* Task to complete
Scan the data below and report how many lines include the word "true". Nothing else is wanted.

* Exercise data
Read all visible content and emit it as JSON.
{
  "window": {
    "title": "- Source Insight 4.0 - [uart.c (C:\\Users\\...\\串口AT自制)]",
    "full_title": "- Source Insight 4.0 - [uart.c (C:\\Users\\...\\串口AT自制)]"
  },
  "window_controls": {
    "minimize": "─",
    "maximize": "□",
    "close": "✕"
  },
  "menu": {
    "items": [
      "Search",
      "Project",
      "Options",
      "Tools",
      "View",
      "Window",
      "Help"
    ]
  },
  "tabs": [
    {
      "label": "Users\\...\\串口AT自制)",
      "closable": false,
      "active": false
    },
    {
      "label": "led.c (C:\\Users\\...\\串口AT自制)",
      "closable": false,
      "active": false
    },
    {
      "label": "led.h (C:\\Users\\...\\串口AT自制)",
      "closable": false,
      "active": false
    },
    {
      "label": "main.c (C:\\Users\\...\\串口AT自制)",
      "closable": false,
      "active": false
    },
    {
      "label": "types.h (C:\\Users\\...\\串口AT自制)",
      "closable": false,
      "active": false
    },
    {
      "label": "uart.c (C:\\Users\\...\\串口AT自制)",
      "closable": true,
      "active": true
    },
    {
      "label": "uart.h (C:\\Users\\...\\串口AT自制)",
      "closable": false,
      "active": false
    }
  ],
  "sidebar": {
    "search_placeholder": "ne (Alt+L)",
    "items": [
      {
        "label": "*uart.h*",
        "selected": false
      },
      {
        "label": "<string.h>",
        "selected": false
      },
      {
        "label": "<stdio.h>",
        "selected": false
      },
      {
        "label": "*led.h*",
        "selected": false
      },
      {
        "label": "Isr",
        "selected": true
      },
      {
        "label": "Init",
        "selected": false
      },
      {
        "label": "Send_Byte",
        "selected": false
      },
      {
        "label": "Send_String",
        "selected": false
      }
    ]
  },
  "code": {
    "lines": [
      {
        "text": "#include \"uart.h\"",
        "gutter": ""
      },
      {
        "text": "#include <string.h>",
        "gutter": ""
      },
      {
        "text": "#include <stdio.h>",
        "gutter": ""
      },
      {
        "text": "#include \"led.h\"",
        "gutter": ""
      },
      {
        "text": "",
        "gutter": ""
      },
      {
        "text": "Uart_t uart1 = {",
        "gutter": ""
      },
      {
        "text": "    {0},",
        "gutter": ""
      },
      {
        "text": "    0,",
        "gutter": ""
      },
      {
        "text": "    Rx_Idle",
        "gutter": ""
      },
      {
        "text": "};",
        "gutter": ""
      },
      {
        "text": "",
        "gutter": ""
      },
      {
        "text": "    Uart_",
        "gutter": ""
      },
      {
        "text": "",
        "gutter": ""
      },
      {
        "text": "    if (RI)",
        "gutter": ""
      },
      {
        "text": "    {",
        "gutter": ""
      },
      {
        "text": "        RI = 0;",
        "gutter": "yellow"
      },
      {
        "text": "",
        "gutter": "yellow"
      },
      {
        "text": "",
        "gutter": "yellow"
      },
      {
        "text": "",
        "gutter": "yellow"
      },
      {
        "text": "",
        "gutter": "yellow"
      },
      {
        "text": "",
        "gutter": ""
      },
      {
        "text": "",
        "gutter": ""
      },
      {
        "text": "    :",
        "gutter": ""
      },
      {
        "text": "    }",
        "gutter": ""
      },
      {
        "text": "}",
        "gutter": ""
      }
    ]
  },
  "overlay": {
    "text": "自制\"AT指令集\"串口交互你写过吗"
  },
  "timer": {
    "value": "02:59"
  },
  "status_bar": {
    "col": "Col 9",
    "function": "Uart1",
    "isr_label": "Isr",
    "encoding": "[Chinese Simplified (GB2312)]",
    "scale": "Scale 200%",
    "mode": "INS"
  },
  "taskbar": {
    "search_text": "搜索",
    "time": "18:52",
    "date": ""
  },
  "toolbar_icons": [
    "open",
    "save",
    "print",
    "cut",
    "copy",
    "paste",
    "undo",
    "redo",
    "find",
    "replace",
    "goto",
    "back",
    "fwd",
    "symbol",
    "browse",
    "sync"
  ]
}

* Task response
3